Houston voters reject Equal Rights Ordinance

Houston voters reject Equal Rights Ordinance

Houston voters rejected the Houston Equal Rights Ordinance on Tuesday by a margin of 61 to 39 percent. Ordinance No. 2014-530 [text, PDF], known by its opponents as the “bathroom bill,” prohibited discrimination based on sex, race, age, religion, sexual orientation, gender identity and other protected characteristics. The ordinance focused on protection in employment, housing, city contracting and business services but was mainly opposed for allowing transgender people to use bathrooms of their choosing. The Houston City Council initially approved the ordinance in May of last year, but a legal challenge forced the ordinance to require voters’ approval. Opponents’ concern was that sexual predators would pose as transgender individuals in order to access bathrooms. Supporters of the ordinance called this strategy “fear-mongering” and stated that the ordinance provided much-needed legal safeguards in one of the most diverse cities in the US.

Earlier this week US Department of Education ruled [JURIST report] that a transgender student in Illinois could have access to the locker room of their gender identity. US Secretary of Defense Ashton Carter in July announced [JURIST report] a comprehensive plan to move in the direction of allowing transgender troops to serve in the military. Also in July Ireland passed the Gender Recognition Bill [JURIST report] to allow transgender people over 18 legal recognition of their preferred gender and changes in their birth certificate. In March Utah lawmakers unveiled legislation (SB 0296) [JURIST report] that balances religious rights and protections against LGBT discrimination in the workplace and housing. In July 2014 President Obama signed an executive order [JURIST report] barring federal contractors from discriminating on the basis of sexual orientation or gender identity.
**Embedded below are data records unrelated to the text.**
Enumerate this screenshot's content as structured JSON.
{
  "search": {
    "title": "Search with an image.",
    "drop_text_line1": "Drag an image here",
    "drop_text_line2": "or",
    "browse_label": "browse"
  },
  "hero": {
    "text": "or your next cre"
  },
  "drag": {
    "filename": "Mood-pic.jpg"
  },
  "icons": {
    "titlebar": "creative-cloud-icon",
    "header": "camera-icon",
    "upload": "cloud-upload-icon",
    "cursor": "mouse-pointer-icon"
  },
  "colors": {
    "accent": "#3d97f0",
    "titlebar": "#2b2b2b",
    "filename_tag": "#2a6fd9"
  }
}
In August 2013 California Governor Jerry Brown signed a bill [JURIST report] into law protecting transgender public students, allowing them to participate in sex-segregated activities consistent with their own gender identity.